Dorm life is quieter than years past, classes are smaller, face masks are ubiquitous in indoor spaces across campus, but Pearl River Community College student Jaleah Davis was still ready to be back in a classroom.

“Five months out of school is very different from just two months. It’s just like, I’m tired of seeing the same faces in the house,” she said.

Davis graduated from Pascagoula High School, with two graduation ceremonies—one virtual and one in person. The pandemic never made her question whether to start her first semester of college or to move into the dorms.

Davis was ready to live on her own after growing up surrounded by sisters.

“There’s five of us. I was just happy to have somewhere of my own,” she said.

COVID-19 also didn’t make first year student Lauren Lee hesitant to live on campus.

“It’s a little different due to the new protocols,” said Lee. “I thought I’d be in my friends’ dorms a lot, but now there’s no going between dorms, but the living on my own part, I’d say that’s what I expected.”

Lee lives with her best friend from high school and goes home to visit her family on the weekends. Home is not far away, as she is a Pearl River Central High School graduate.

“I feel like PRCC has tried to make it as normal as possible,” said second year student Jaden Hall.

All three women live in Forrest Hall, the largest women’s dorm on campus and all three are student navigators.

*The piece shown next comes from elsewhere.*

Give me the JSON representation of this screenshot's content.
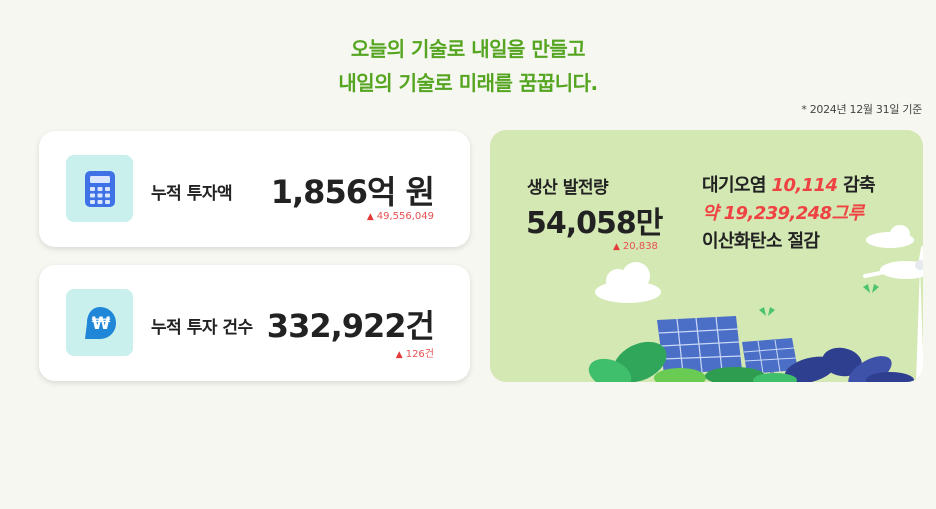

A machine is stationed in the lobby of the dorm so students can check their temperature when they enter. Signs are posted to socially distance.

The dorms are a lot different from the previous school year, said Hall, but they still have the same feel.

“I love dorming here. I don’t live that far, I’m like 20 minutes away from Picayune. It’s enough distance to where I feel independent. I’m kind of on my own, but enough distance to you know, ‘Hi mom can you fix me something to eat?’” said Hall.

Move in day was a challenge, as students were only allowed to have one person help them move in. Lee and her mom struggled to carry heavy boxes and shelves upstairs, and the elevator was limited to two people at a time, which made for a long line.

“It was less hectic for me than last year because I didn’t bring as much stuff as I did last year,” said Hall.

Class sizes are smaller, with only half a class coming in at a time and the option to attend virtually always available. Lee said she watches her lectures online, then does homework and asks teachers questions in class. Davis delivered a speech virtually from her dorm room for her public speaking class. Even band rehearsals are divided, said Davis, with woodwinds in one room and brass in the other.

Students are still able to use on campus amenities like the gym and the cafeteria, although face mask use is enforced in both places and temperature checks are required upon entering.

“Me personally, keeping the mask on while I work out, it helps me breathe. It helps me control my breath,” said Davis.

It’d be hard not to follow the COVID prevention rules while on campus, said Lee.

“You have to wear a mask to go to class,” she said. “There’s not really room to have the option to not wear it. To go to the cafeteria they don’t swipe your student ID to get in, unless you take your temperature first.”

Hall said the people in her circle are taking the prevention measures seriously.

“I wouldn’t want to be associated with someone who wasn’t taking it seriously,” she said.

Life on campus is not as social as it used to be, said Lee.

“You’re not being in big groups, you’re not hanging out with your friends anymore. It’s really just focused on school work,” she said.

Still those obstacles can teach students commitment, said Lee.

“It’s not what you would expect, especially with the pandemic and everything like that. It does teach you about responsibility,” said Davis.